Because Ranma and Genma are not the only ones to fall into Jusenkyo springs, and quite a lot of plot involves characters’ trying to find cures. There’s Ryoga (Michael Donovan), in love with Akane and even before then rival to Ranma, who fell at one point into the Spring of Drowned Pig. Getting back to the consent issues, when he is a pig, he is Akane’s pet, P-chan, and she doesn’t know he’s Ryoga. And then Mousse (Brad Swaile), also of Shampoo’s tribe and in love with her, fell into Spring of Drowned Duck which is somehow a thing. We eventually get Spring of Drowned Yeti Riding an Ox While Holding a Crane and a Slippery Eel. Jusenkyo is weird.
I am nowhere near done describing major plotlines and important characters. And for the record, I asked Simon if he knew who various characters were—the only one he didn’t know by name was Cologne (Elan Ross Gibson), Shampoo’s great-great grandmother, and he was able to identify her when I gave him that information and knew that Ranma calls her “the ghoul.” Irene, who is three, is not as good at it, but she will definitely sit and watch Ranma if it’s on. And she is not on mysterious errands of her own, of course.
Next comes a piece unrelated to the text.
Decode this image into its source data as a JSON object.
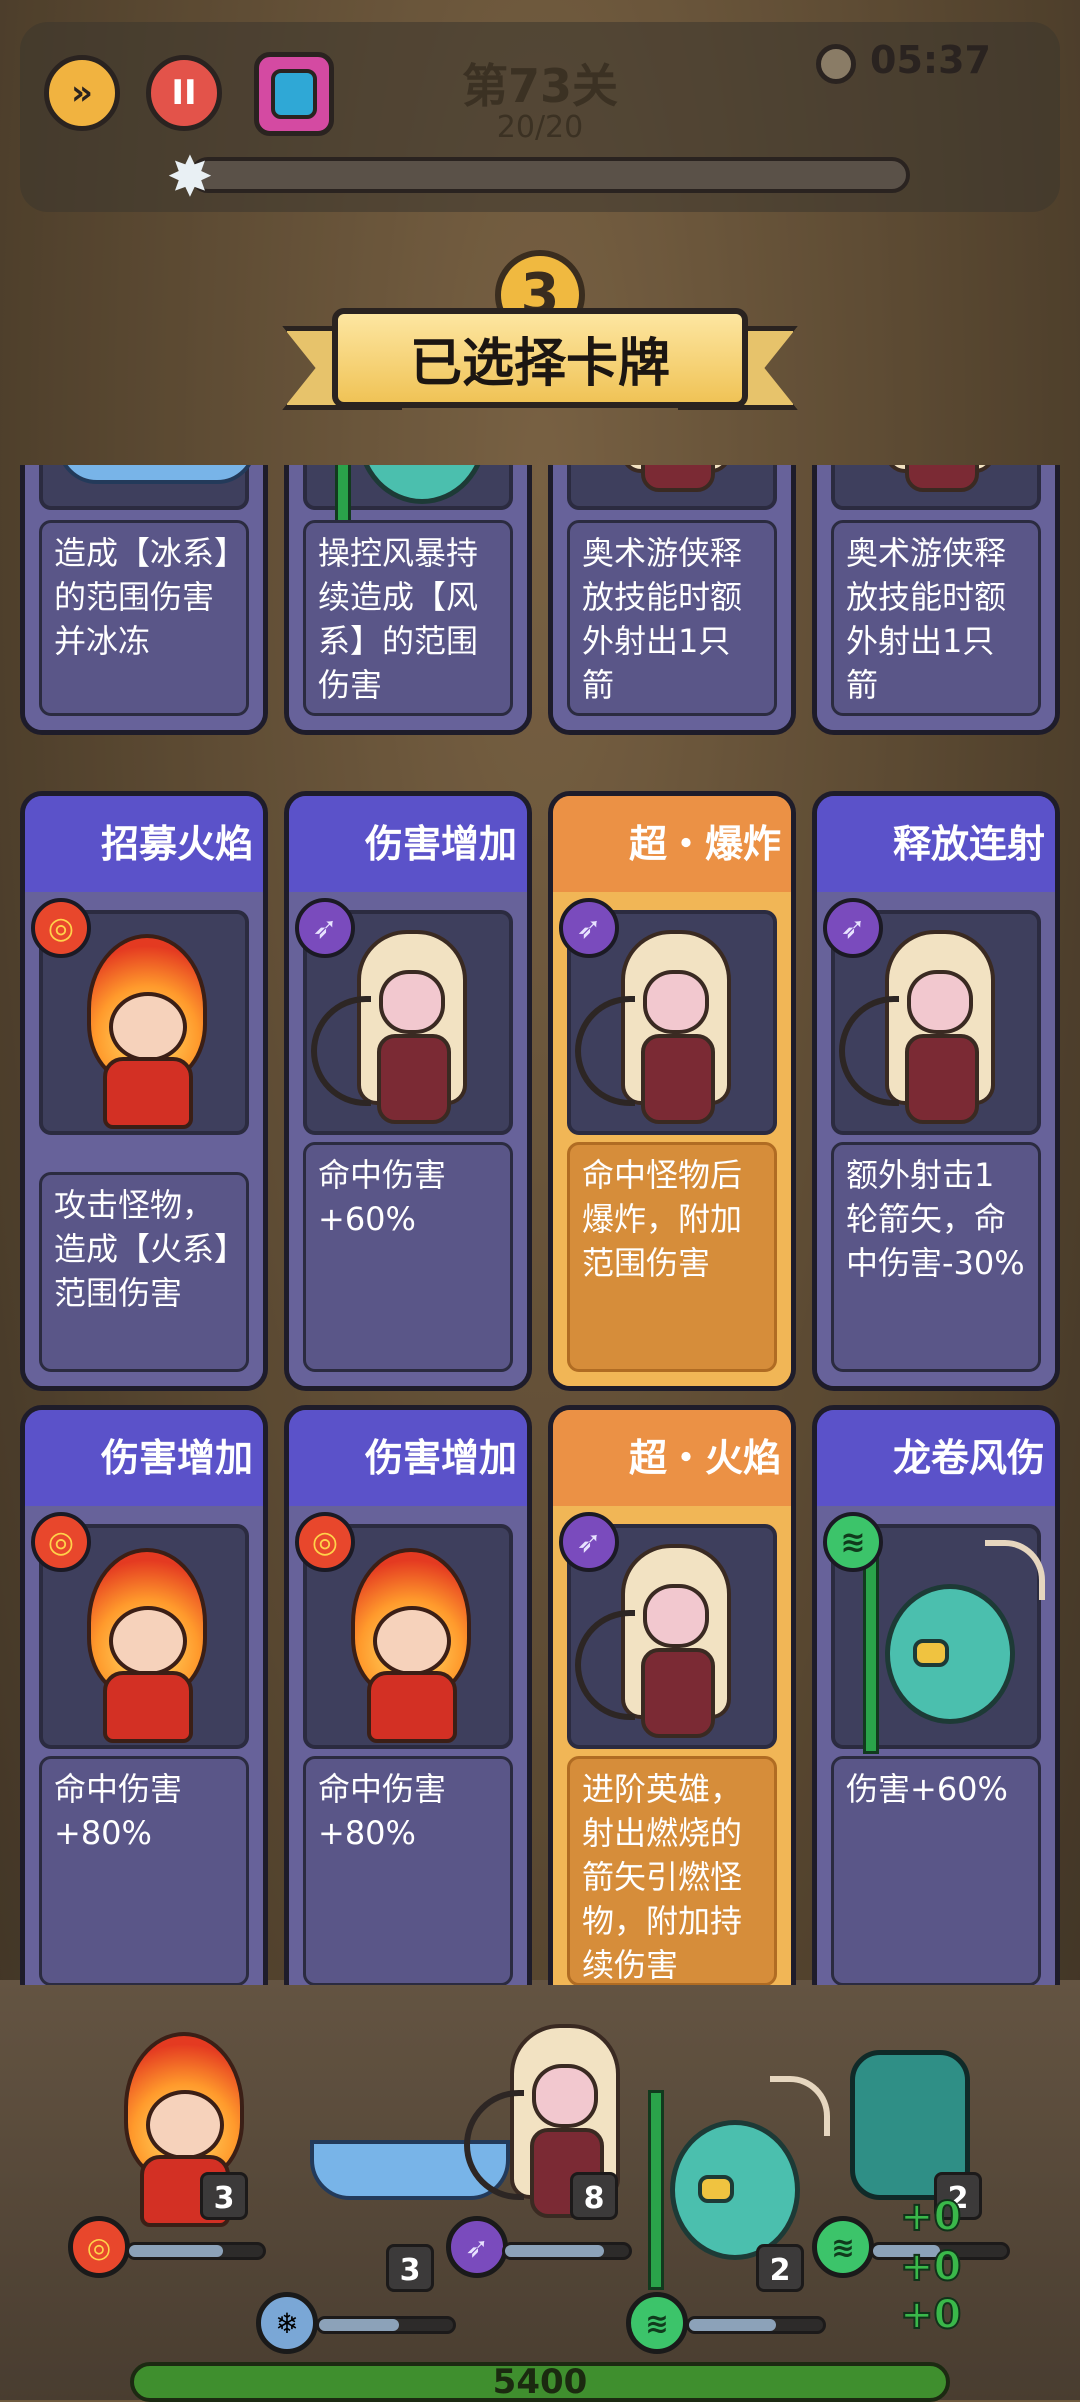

If nothing else, this is a good conversation starter for Simon when it comes to the things the show doesn’t always handle well. Our conversation about the word “pervert,” for example, involved a discussion of aged underwear thief and martial artist Happosai (Paul Dobson) and what exactly is wrong with his actions. Why it’s not okay to shame Ranma for his body, even when it changes—because he doesn’t control that. Why it’s not cute and funny for Ryoga not to tell Akane he’s P-chan and then sleep in her bed. And why you should never stalk your romantic interest while disguised as a parking meter.